* _WHAT THE TASK REQUIRES_
Return each entry below exactly. Skip the images.
=== Begin Enclosure ===
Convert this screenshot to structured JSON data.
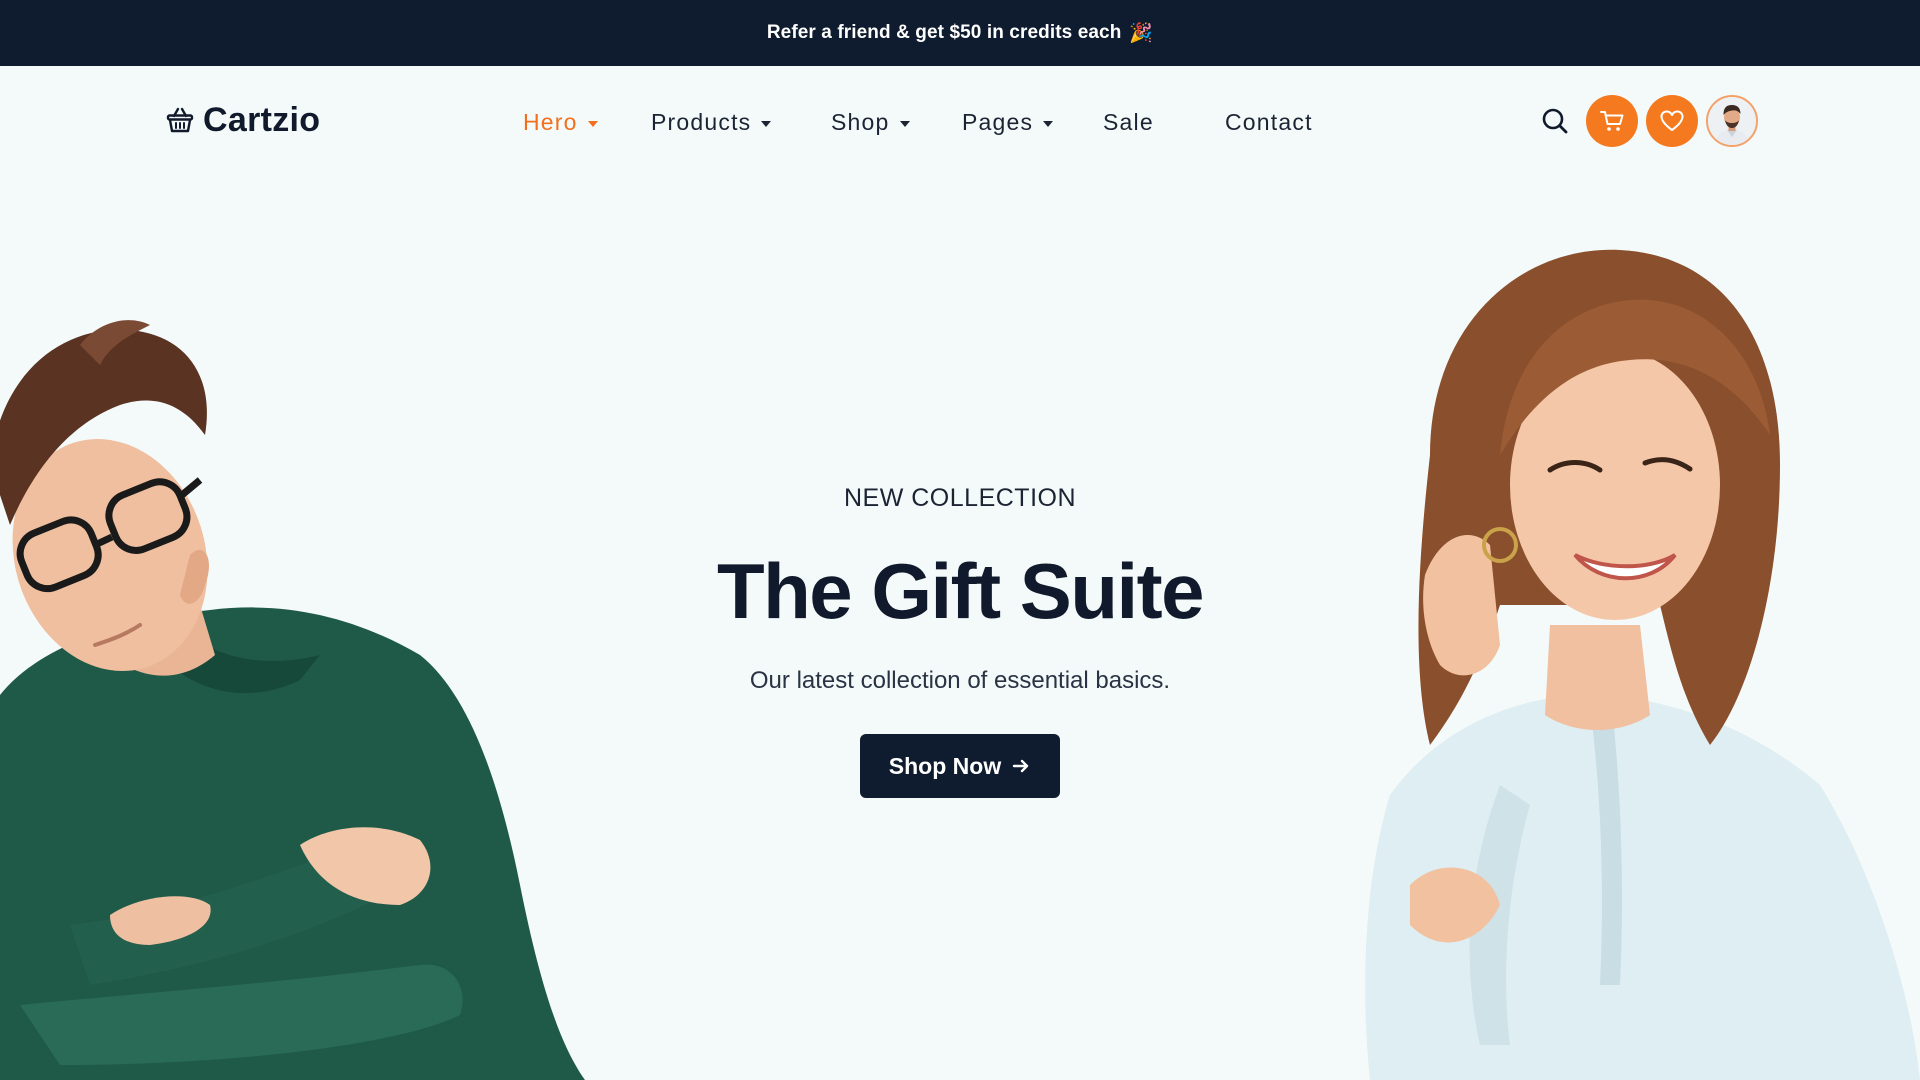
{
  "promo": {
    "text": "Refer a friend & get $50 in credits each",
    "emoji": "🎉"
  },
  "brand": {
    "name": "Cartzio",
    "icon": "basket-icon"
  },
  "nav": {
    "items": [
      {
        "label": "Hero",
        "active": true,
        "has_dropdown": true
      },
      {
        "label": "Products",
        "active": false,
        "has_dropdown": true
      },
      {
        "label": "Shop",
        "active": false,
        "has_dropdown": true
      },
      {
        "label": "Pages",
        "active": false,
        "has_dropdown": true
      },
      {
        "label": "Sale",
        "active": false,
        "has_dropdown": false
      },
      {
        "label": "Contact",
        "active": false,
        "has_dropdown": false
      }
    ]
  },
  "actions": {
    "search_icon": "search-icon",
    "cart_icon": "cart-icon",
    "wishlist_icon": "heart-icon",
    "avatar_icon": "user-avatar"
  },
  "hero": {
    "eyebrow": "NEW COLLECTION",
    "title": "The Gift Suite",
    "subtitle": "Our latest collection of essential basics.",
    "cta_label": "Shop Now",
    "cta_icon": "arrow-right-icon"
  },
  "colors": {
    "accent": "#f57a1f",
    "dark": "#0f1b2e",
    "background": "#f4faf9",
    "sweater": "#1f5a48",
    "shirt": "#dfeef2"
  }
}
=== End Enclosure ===
* _SOLUTION TO THIS TASK_
Convert this screenshot to structured JSON data.
{
  "promo": {
    "text": "Refer a friend & get $50 in credits each",
    "emoji": "🎉"
  },
  "brand": {
    "name": "Cartzio",
    "icon": "basket-icon"
  },
  "nav": {
    "items": [
      {
        "label": "Hero",
        "active": true,
        "has_dropdown": true
      },
      {
        "label": "Products",
        "active": false,
        "has_dropdown": true
      },
      {
        "label": "Shop",
        "active": false,
        "has_dropdown": true
      },
      {
        "label": "Pages",
        "active": false,
        "has_dropdown": true
      },
      {
        "label": "Sale",
        "active": false,
        "has_dropdown": false
      },
      {
        "label": "Contact",
        "active": false,
        "has_dropdown": false
      }
    ]
  },
  "actions": {
    "search_icon": "search-icon",
    "cart_icon": "cart-icon",
    "wishlist_icon": "heart-icon",
    "avatar_icon": "user-avatar"
  },
  "hero": {
    "eyebrow": "NEW COLLECTION",
    "title": "The Gift Suite",
    "subtitle": "Our latest collection of essential basics.",
    "cta_label": "Shop Now",
    "cta_icon": "arrow-right-icon"
  },
  "colors": {
    "accent": "#f57a1f",
    "dark": "#0f1b2e",
    "background": "#f4faf9",
    "sweater": "#1f5a48",
    "shirt": "#dfeef2"
  }
}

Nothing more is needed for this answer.